Pound, Weight Or Money
POUND, WEIGHT OR MONEY (2) (a) a measure of weight; (b) an English money of account, (a) The English standard unit of weight is the avoirdupois pound of 7000 grains. The earliest weight in the English system was the Saxon pound, subsequently known as the Tower pound, from the old mint pound kept in the Tower of London. The Tower pound weighed 5400 grains and this weight of silver was coined into 240 pence or 20 shillings, hence pound in sense (2) (a pound weight of silver). The pound troy, probably introduced from France, was in use as early as 1415 and was adopted as the legal standard for gold and silver in 1 527. The act which abolished the Tower pound (18 Hen. VIII. : the " pounde Troye which exceedeth the pounde Tower in weight iii quarters of the oz.") substituted a pound of 5760 grains, at which the pound troy still remains. There was in use together with the pound troy, the merchant's pound, weighing 6750 grains, which was established about 1270 for all commodities except gold, silver and medicines, but it was generally superseded by the pound avoirdupois about 1330. There was also in use for a short time another merchant's pound, introduced from France and Germany; this pound weighed 7200 grains. The pound avoirdupois has remained in use continuously since the 14th century, although it may have varied slightly at different periods the Elizabethan standard was probably 7002 grains. The standard pound troy, placed together with the standard yard in the custody of the clerk of the House of Commons by a resolution of the House of the 2nd of June 1758, was destroyed at the burning of the houses of parliament in 1834. In 1838 a commission was appointed to consider the restoration of the standards, and in consequence of their report in 1841 the pound avoirdupois of 7000 grains was substituted for the pound troy as the standard. A new standard pound avoirdupois was made under the direction of a committee appointed in 1834 (which reported in 1854), by comparison with authenticated copies of the original standard (see Phil. Trans. 1856). This standard pound was legalized by an act of 1855 (18 & 19 Viet. c. 72). The standard avoirdupois pound is made of platinum, in the form of a cylinder nearly 1-35 in. high and 1-15 in. in diameter. It has a groove or channel round it to enable it to be lifted by means of an ivory fork (for illustration see WEIGHTS AND MEASURES) and is marked " P.S. 1844. i lb." P.S. meaning Parliamentary Standard. It is preserved at the Standards Office, in the custody of the Board of Trade. Copies were also deposited at the Houses of Parliament, the Royal Mint, the Royal Observatory and with the Royal Society.
See the Reports of the Standards Commission (6 parts, 1868-1873), especially 3rd report (on the abolition of troy weight) and 5th report (on the business of the Standards Dept. and the condition of the official standards and apparatus; description of the reverification of the various official standards, with diagrams).

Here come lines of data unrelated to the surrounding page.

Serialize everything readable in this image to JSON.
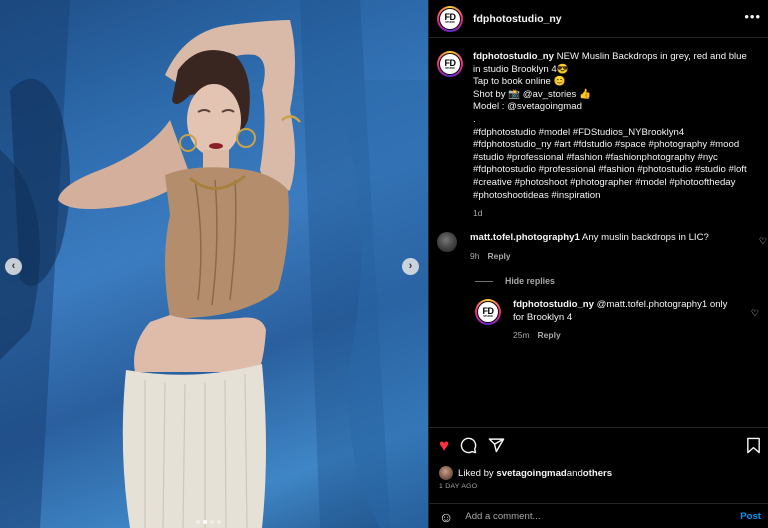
{
  "post": {
    "username": "fdphotostudio_ny",
    "avatar_text": "FD",
    "avatar_subtext": "STUDIO",
    "more_label": "•••"
  },
  "caption": {
    "username": "fdphotostudio_ny",
    "lines": [
      " NEW Muslin Backdrops in grey, red and blue in studio Brooklyn 4😎",
      "Tap to book online 😊",
      "Shot by 📸  @av_stories 👍",
      "Model : @svetagoingmad",
      ".",
      "#fdphotostudio #model #FDStudios_NYBrooklyn4 #fdphotostudio_ny #art #fdstudio #space #photography #mood #studio #professional #fashion #fashionphotography #nyc #fdphotostudio #professional #fashion #photostudio #studio #loft #creative #photoshoot #photographer #model #photooftheday #photoshootideas  #inspiration"
    ],
    "time": "1d"
  },
  "comments": [
    {
      "username": "matt.tofel.photography1",
      "text": " Any muslin backdrops in LIC?",
      "time": "9h",
      "reply_label": "Reply"
    }
  ],
  "hide_replies_label": "Hide replies",
  "replies": [
    {
      "username": "fdphotostudio_ny",
      "text": " @matt.tofel.photography1 only for Brooklyn 4",
      "time": "25m",
      "reply_label": "Reply"
    }
  ],
  "actions": {
    "liked_by_prefix": "Liked by ",
    "liked_by_user": "svetagoingmad",
    "liked_by_and": " and ",
    "liked_by_others": "others",
    "time_ago": "1 DAY AGO",
    "comment_placeholder": "Add a comment...",
    "post_label": "Post"
  },
  "icons": {
    "like": "heart-filled-icon",
    "comment": "comment-icon",
    "share": "share-icon",
    "save": "bookmark-icon",
    "emoji": "emoji-icon",
    "prev": "chevron-left-icon",
    "next": "chevron-right-icon"
  },
  "colors": {
    "like": "#ff3040",
    "post": "#0095f6",
    "backdrop": "#2e6cae"
  },
  "carousel": {
    "slides": 4,
    "active": 2
  }
}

(b) The English monetary unit is the pound; it was originally a pound weight of silver (hence written for libra, Lat. pound weight), coined into twenty shillings, and is now represented by the gold sovereign (q.v.). The pound Scots was at one time of the same value as the English pound, but through gradual debasement of the coinage was reduced at the accession of James I. to about one-twelfth of the value of the English pound, and was divided into twenty shillings, each about the value of an English penny The Egyptian pound, written E, is a gold coin of 100 piastres, and was made the monetary unit of the country by a decree of the 14th of November 1885. Its weight is 8-544 grammes of gold 0-875 fine and its value in English standard gold is i, os. 6}d. The Turkish pound is written T. The Turkish monetary system is dealt with at length under TURKEY: Monetary System.

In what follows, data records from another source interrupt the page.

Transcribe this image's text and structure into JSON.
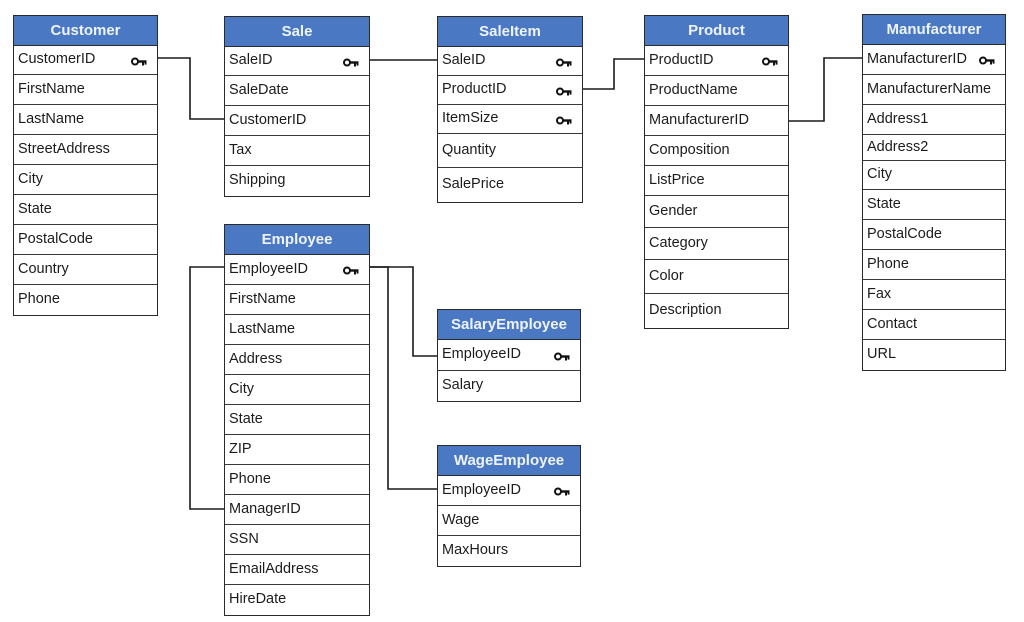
{
  "diagram": {
    "type": "entity-relationship",
    "entities": [
      {
        "id": "customer",
        "name": "Customer",
        "fields": [
          {
            "name": "CustomerID",
            "key": true
          },
          {
            "name": "FirstName",
            "key": false
          },
          {
            "name": "LastName",
            "key": false
          },
          {
            "name": "StreetAddress",
            "key": false
          },
          {
            "name": "City",
            "key": false
          },
          {
            "name": "State",
            "key": false
          },
          {
            "name": "PostalCode",
            "key": false
          },
          {
            "name": "Country",
            "key": false
          },
          {
            "name": "Phone",
            "key": false
          }
        ]
      },
      {
        "id": "sale",
        "name": "Sale",
        "fields": [
          {
            "name": "SaleID",
            "key": true
          },
          {
            "name": "SaleDate",
            "key": false
          },
          {
            "name": "CustomerID",
            "key": false
          },
          {
            "name": "Tax",
            "key": false
          },
          {
            "name": "Shipping",
            "key": false
          }
        ]
      },
      {
        "id": "saleitem",
        "name": "SaleItem",
        "fields": [
          {
            "name": "SaleID",
            "key": true
          },
          {
            "name": "ProductID",
            "key": true
          },
          {
            "name": "ItemSize",
            "key": true
          },
          {
            "name": "Quantity",
            "key": false
          },
          {
            "name": "SalePrice",
            "key": false
          }
        ]
      },
      {
        "id": "product",
        "name": "Product",
        "fields": [
          {
            "name": "ProductID",
            "key": true
          },
          {
            "name": "ProductName",
            "key": false
          },
          {
            "name": "ManufacturerID",
            "key": false
          },
          {
            "name": "Composition",
            "key": false
          },
          {
            "name": "ListPrice",
            "key": false
          },
          {
            "name": "Gender",
            "key": false
          },
          {
            "name": "Category",
            "key": false
          },
          {
            "name": "Color",
            "key": false
          },
          {
            "name": "Description",
            "key": false
          }
        ]
      },
      {
        "id": "manufacturer",
        "name": "Manufacturer",
        "fields": [
          {
            "name": "ManufacturerID",
            "key": true
          },
          {
            "name": "ManufacturerName",
            "key": false
          },
          {
            "name": "Address1",
            "key": false
          },
          {
            "name": "Address2",
            "key": false
          },
          {
            "name": "City",
            "key": false
          },
          {
            "name": "State",
            "key": false
          },
          {
            "name": "PostalCode",
            "key": false
          },
          {
            "name": "Phone",
            "key": false
          },
          {
            "name": "Fax",
            "key": false
          },
          {
            "name": "Contact",
            "key": false
          },
          {
            "name": "URL",
            "key": false
          }
        ]
      },
      {
        "id": "employee",
        "name": "Employee",
        "fields": [
          {
            "name": "EmployeeID",
            "key": true
          },
          {
            "name": "FirstName",
            "key": false
          },
          {
            "name": "LastName",
            "key": false
          },
          {
            "name": "Address",
            "key": false
          },
          {
            "name": "City",
            "key": false
          },
          {
            "name": "State",
            "key": false
          },
          {
            "name": "ZIP",
            "key": false
          },
          {
            "name": "Phone",
            "key": false
          },
          {
            "name": "ManagerID",
            "key": false
          },
          {
            "name": "SSN",
            "key": false
          },
          {
            "name": "EmailAddress",
            "key": false
          },
          {
            "name": "HireDate",
            "key": false
          }
        ]
      },
      {
        "id": "salaryemployee",
        "name": "SalaryEmployee",
        "fields": [
          {
            "name": "EmployeeID",
            "key": true
          },
          {
            "name": "Salary",
            "key": false
          }
        ]
      },
      {
        "id": "wageemployee",
        "name": "WageEmployee",
        "fields": [
          {
            "name": "EmployeeID",
            "key": true
          },
          {
            "name": "Wage",
            "key": false
          },
          {
            "name": "MaxHours",
            "key": false
          }
        ]
      }
    ],
    "relationships": [
      {
        "from": "customer.CustomerID",
        "to": "sale.CustomerID"
      },
      {
        "from": "sale.SaleID",
        "to": "saleitem.SaleID"
      },
      {
        "from": "saleitem.ProductID",
        "to": "product.ProductID"
      },
      {
        "from": "product.ManufacturerID",
        "to": "manufacturer.ManufacturerID"
      },
      {
        "from": "employee.EmployeeID",
        "to": "employee.ManagerID"
      },
      {
        "from": "employee.EmployeeID",
        "to": "salaryemployee.EmployeeID"
      },
      {
        "from": "employee.EmployeeID",
        "to": "wageemployee.EmployeeID"
      }
    ],
    "colors": {
      "header": "#4a78c2",
      "header_text": "#eef4ff",
      "border": "#2b2b2b",
      "line": "#1a1a1a"
    }
  }
}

Valuable information from the historical point of view will be found in the Reports of the Standards Commission quoted above, and in H. W. Chisholm's On the Science of Weighing and Measuring (1877) and his Seventh Annual Report as warden of the standards; R. Ruding, Annals of the Coinage (1819) and H. J. Chaney, Our Weights and Measures (1897). (T. A. I.)

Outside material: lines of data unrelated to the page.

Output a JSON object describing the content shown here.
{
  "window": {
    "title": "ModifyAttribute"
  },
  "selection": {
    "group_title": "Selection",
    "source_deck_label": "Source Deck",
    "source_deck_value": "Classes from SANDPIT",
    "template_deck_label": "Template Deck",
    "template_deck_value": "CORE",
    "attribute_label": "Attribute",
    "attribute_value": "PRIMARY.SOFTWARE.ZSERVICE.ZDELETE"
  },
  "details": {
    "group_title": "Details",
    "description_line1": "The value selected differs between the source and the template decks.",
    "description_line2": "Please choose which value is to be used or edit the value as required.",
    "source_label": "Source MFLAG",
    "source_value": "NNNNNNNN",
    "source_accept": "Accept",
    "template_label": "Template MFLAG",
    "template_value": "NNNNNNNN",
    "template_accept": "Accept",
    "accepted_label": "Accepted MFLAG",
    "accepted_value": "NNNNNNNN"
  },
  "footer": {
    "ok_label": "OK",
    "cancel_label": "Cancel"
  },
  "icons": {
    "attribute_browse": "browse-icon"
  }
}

Note - this article incorporates content from Encyclopaedia Britannica, Eleventh Edition, (1910-1911)